But how can we know what is “better”?  Plato alluded to the notion that this knowledge was inherent in each of us when he postulated, “what is good and what is not good, need we ask…[anyone]… to teach us this?”  The question implies that at some level there is a common set of human values.  Whether they are the inalienable rights of life, liberty, and the pursuit of happiness, whose echo is heard among the convictions of the Enlightenment cataloged by Pinker, the process of improvement requires some basic human agreement on the direction in which Arete lies.  When we engage in the exercise of defining our identity and describing what unites us, the answer is to be found in our agreement on what constitutes excellence and our collective commitment to pursue it.  From its origins in Ancient Greece to its modern expression in the founding of the United States of America, Western civilization represents the embrace of Arete and the emergence of the Enlightenment to pursue it.  What are we, if not that?

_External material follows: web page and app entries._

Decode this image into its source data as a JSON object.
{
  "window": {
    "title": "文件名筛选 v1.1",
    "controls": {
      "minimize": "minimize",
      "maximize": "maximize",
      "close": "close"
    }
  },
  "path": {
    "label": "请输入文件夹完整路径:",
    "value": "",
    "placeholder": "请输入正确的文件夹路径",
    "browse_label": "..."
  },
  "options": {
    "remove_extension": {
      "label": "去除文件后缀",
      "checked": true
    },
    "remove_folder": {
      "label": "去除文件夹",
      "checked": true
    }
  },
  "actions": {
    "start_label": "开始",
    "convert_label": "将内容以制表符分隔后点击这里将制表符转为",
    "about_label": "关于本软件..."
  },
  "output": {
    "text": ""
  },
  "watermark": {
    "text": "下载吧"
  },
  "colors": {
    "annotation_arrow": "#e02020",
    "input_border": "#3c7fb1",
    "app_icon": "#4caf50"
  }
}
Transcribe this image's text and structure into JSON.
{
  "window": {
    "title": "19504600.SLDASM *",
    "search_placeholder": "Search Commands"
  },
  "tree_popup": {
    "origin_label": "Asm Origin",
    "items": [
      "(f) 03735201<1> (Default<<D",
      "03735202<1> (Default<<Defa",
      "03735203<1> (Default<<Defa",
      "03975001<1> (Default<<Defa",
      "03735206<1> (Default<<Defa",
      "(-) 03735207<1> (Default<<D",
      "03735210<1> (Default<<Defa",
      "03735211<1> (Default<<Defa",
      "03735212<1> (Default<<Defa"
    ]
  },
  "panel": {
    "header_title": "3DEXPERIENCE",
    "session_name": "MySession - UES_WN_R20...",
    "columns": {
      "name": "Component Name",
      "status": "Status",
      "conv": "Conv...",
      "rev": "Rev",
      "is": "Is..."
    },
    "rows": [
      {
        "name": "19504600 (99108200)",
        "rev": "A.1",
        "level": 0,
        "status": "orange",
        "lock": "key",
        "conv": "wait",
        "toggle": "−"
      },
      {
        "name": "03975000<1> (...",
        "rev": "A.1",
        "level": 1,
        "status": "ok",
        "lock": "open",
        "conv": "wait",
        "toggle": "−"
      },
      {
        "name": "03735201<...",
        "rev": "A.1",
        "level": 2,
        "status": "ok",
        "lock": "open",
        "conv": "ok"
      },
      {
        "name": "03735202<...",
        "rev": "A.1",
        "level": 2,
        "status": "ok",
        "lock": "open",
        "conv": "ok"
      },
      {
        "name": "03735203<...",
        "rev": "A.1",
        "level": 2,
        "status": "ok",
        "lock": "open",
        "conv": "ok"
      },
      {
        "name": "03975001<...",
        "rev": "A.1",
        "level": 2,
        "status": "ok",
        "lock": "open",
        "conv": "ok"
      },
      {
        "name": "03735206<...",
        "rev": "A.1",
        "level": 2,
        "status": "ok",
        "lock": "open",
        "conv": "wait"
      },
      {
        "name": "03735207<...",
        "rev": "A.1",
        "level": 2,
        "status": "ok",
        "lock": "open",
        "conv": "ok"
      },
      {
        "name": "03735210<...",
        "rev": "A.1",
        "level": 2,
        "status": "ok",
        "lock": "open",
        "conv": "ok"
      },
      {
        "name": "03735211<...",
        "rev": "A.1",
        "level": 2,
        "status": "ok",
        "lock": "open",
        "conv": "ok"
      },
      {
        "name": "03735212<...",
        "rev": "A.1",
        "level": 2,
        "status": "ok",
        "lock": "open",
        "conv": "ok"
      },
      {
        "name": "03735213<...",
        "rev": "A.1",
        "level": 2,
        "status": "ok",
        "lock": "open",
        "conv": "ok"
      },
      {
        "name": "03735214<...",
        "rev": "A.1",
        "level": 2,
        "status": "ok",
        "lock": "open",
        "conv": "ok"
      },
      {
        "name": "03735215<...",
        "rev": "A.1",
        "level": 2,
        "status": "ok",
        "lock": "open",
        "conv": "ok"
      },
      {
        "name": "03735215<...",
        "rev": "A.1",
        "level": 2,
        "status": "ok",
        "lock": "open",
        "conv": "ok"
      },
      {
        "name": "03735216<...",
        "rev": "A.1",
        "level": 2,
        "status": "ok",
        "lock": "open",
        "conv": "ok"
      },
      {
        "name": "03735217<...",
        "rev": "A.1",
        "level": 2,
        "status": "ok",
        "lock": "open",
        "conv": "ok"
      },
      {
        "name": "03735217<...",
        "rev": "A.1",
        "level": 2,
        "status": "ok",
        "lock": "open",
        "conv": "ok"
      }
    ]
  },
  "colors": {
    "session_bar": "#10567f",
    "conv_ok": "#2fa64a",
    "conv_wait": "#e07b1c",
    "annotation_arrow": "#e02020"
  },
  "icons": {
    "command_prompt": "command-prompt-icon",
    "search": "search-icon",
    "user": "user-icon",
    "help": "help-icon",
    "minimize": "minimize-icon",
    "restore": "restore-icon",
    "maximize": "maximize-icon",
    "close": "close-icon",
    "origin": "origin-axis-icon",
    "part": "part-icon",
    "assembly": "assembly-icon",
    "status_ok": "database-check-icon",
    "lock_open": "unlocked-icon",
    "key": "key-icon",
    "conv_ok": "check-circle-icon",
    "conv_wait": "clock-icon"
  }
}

The concept of Arete can also be applied to organizations of humans engaged in any endeavor.  We can think of an excellent organization as a bubble that encapsulates that ideal environment that allows us to flourish and that we all aspire to inhabit.  Sustaining that bubble, or culture of excellence, is an everyday task that requires every one of us within it to continually apply effort against the many various pressures that naturally work to undermine excellence.  If any one of us shirks our responsibility at any time, then the bubble shrinks just a bit and the organization is no longer at its maximum potential.  Indefinitely sustaining high standards may sound challenging, even daunting perhaps, but that is exactly what excellence entails.  Although the task may be unrelenting, the human resources can be frequently refreshed and in so doing, inject new energy to the effort.  The key ingredients each member must supply are:  (1) Belief in the mission of the organization; (2) Ownership of the collective outcome; (3) Concern for one’s colleague (a form of love the ancient Greeks called “philios”); (4) Faith in constructive criticism; (5) Dedication to continuous improvement; and (6) Discipline.  To foster these individual qualities, the organization must: (1) Communicate a compelling purpose and strategic vision; (2) Empower its members; (3) Prioritize their well-being and development; (4) Encourage critical thought and constructive dissent; (5) Be willing to learn and change; (6) Uphold fair standards and expectations.  When Arete is the motivation and common objective, the people create the environment where it can be expressed, and the environment sustains the culture in which people flourish.  It is a fragile, temporal condition that exists only so long as everyone believes in it and is committed to it.  In a word, it is Camelot.

The continuous improvement of the human condition and the organizations we form to accomplish goals, can be endlessly advanced with sustained Enlightened thinking.  Rise to the challenge of Excellence.  Help create Camelot.  Arete!

“What is good and what is not good, need we ask…[anyone]… to teach us this?”